“All of a sudden you wake up one day and there are no kids there,” Bruce said. Her co-author, Cynthia Woolever, recalled one church where the “Young Marrieds” Sunday school class consisted of three widows, all senior citizens. But they’d been part of that group for so long “they never wanted to change the name of the class,” Woolever said.
Sometimes, people in congregations don’t know how to compare what they see every day -- what’s so familiar to them -- with what’s happening in other places. They don’t have any way to assess their own strengths and weaknesses and compare their strengths to other congregations.

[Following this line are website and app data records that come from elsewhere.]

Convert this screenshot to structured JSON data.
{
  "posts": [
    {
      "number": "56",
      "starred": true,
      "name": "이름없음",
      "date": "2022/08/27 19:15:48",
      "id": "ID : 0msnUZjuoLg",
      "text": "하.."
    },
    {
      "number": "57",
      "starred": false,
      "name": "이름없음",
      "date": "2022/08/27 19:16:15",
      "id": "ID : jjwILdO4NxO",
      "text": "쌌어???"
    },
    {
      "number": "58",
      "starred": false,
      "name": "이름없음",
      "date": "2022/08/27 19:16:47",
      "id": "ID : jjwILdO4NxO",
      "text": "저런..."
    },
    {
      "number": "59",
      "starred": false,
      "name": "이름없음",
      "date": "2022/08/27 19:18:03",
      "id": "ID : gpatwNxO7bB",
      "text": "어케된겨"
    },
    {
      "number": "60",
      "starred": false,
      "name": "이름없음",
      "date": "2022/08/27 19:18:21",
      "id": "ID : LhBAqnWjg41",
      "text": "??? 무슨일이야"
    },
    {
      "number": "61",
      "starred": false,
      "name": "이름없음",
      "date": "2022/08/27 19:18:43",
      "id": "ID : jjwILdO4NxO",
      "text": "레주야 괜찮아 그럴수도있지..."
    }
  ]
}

For example, at one church in Indianapolis, more than half the people tithed, but “they did not know it was a strength and we could not convince them that it was,” Woolever said. But when people from that church shared those results with some other area congregations who’d also taken part in the study, “people’s mouths dropped open and they said, ‘How did you do that?’ ” Only then did the Indianapolis church realize that what they were accustomed to, what they took for granted, was really something special. They were encouraged to continue the behaviors that made them strong in the area of giving.
The U.S. Congregational Life Survey, the largest survey of worshipers ever conducted in the United States, involved more than 300,000 people who attended worship one weekend in April 2001 and includes results from more than 2,200 congregations from more than 50 faith groups, from Baptist, Catholic, and Pentecostal churches to Buddhist gatherings and to Jewish synagogues.
Congregations that did not participate in the initial study but still would like to pinpoint their strengths and see how they compare to other congregations have not missed the chance – there’s still a way to do that.
The research team responsible for the U.S. Congregational Life Survey offers the opportunity for congregations to take the survey and find out how they score on the 10 strengths. Congregations get their results four to six weeks after taking the survey, including information about how they compare to the national average, to other congregations from their denomination, and to congregations of a similar size. The customized reports congregations receive are easy to understand and use. Leader guides and videos walk leaders through the findings and point to the necessary actions to strengthen the congregation.
For more information about using the survey in your congregation, visit the U.S. Congregational Life Survey page, or contact the staff at (888) 728-7228 x2040.
Feel free to use this article in your ministry. Please cite its source: U.S. Congregations Web site (www.uscongregations.org), The U.S. Congregational Life Survey, Louisville, Kentucky: U.S. Congregations and Research Services, Presbyterian Church (U.S.A.).
If you have any questions about the survey or our findings, please call (888) 728-7228 x2040.